In the meantime they started up the old construction generators after five days….to supply power to the townsite ….I had them install propane heating for cooking and so-on in our apartment…. I didn’t have lights but I had the heat and I had cooking …All the wives heard about this and they came over … to heat the food for their children or the bottles for their babies….  (Noel Lewis-Watts)

The pots all froze…. They had to be jackhammered out… and what they did was instead of trying to put up these three towers, they strung a catenary …from one peak to the other … from one side of the valley to the other side of the valley and hung insulators off them and hung the wires from the insulators…. They strung the catenary and got things back operating again.  (Noel Lewis-Watts)

I was just about to take a bite out of my sandwich when everything went black. I immediately got on the phone to Kemano and they said, ‘No, everything’s fine here.’ We would know there was a fault because suddenly there would be no load on their generators. There was nothing they could do and nothing we could do so they just sat tight.  (Noel Lewis-Watts)

In May 1957, a power outage cost the Company millions of dollars as five potlines froze.  No layoffs occurred - workers were shifted to chipping hardened aluminum out of pots with jackhammers and air compressors.  Homeowners were urged to cut their power use or face rationing, and schools had to operate on reduced power.  Night school classes were cancelled.

Crest showing transmission towers and '1956 Kitimat'

In October 1957, the world market price of aluminum plummeted and 1,200 workers of Saguenay-Kitimat and 500 sub-contractors were laid off.  With supply exceeding demand – consumption dropping 3% and customers reducing their inventories - the smelter's parent company Aluminium Ltd. called a halt to the smelter's expansion.  One union leader said the situation could "spell the doom" of Kitimat and could make Kitimat "the most modern ghost town in Canada."  Within months, Kitimat's population of 13,000 dwindled to 7,200.  Union leaders advised workers to sit tight.

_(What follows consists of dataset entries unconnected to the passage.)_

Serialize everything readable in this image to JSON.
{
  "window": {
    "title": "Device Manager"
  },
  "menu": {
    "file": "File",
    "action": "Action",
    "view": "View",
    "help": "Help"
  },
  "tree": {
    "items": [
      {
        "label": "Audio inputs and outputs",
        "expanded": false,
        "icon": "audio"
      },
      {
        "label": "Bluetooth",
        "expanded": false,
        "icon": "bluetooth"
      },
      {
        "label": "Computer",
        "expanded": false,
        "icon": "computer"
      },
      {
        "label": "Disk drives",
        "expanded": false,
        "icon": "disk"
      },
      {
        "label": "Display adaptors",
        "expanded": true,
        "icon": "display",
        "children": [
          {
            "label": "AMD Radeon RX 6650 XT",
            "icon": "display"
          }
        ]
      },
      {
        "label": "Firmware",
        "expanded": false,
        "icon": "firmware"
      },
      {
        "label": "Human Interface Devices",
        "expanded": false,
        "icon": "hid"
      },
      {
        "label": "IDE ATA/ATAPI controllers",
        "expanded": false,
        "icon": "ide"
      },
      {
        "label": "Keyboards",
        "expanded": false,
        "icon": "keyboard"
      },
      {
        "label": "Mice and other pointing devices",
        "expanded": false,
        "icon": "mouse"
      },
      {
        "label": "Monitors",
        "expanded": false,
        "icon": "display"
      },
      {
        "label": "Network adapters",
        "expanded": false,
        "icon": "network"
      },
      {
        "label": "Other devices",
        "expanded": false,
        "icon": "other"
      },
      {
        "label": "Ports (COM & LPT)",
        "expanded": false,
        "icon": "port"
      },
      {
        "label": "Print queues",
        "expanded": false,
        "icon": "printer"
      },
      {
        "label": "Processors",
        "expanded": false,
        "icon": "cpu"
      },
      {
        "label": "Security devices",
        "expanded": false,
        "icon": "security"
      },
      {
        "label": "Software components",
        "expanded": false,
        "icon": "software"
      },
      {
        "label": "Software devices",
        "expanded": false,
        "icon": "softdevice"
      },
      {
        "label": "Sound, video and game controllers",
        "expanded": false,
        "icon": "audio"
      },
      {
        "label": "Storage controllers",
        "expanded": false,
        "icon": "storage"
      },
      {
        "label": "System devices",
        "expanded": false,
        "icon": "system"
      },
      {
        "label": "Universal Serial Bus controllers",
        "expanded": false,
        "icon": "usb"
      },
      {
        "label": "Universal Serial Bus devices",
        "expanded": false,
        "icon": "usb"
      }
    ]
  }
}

“The year 1958 began with a challenge due to a power interruption in December 1957.  Through teamwork and hard work the challenge was rapidly conquered and by the end of the year we went on to establish records in production and metal purity.” Kitimat - Kemano: Five Years of Operation, 1954-1959, Aluminum Company of Canada 

A tunnel collapse – a rock fall – in 1961 led to the closure of the smelter for two-and-a-half months.  The event left all 1,450 workers with “an extended/summer holiday” as it came to be called by local media.  The Company deferred mortgage payments on Company-owned houses until the end of the shutdown as workers filed for Unemployment Insurance, and credit was extended by local businesses such as the Hudson’s Bay Company.

Employees were a tremendous help to the company when considering the process of smelting aluminum.  Some ways not considered most efficient or money saving were redesigned:

Ivan Szametz loved pots, designing pots.  At one stage of the game, somebody said to him, we are wasting something.  Now, Ivan was not a metallurgical guy at all, but he was into these pots, and the electricity that went with them and so on.  He said, I know we are wasting something, we are wasting all that stuff we are scrubbing.  All the effluent, we used to pump it out through wet scrubbers…  He said, “We are taking a whole lot of aluminum fluoride from St. Andrews in Newfoundland, and shipping it all the way around here… What we want to do is take those …wet scrubbers out and take all that effluent and filter it [back] through alumina…They saved millions, millions of dollars because the alumina picked up the fluoride…That is good recycling.  (A.E. “Dutch” Vrooman)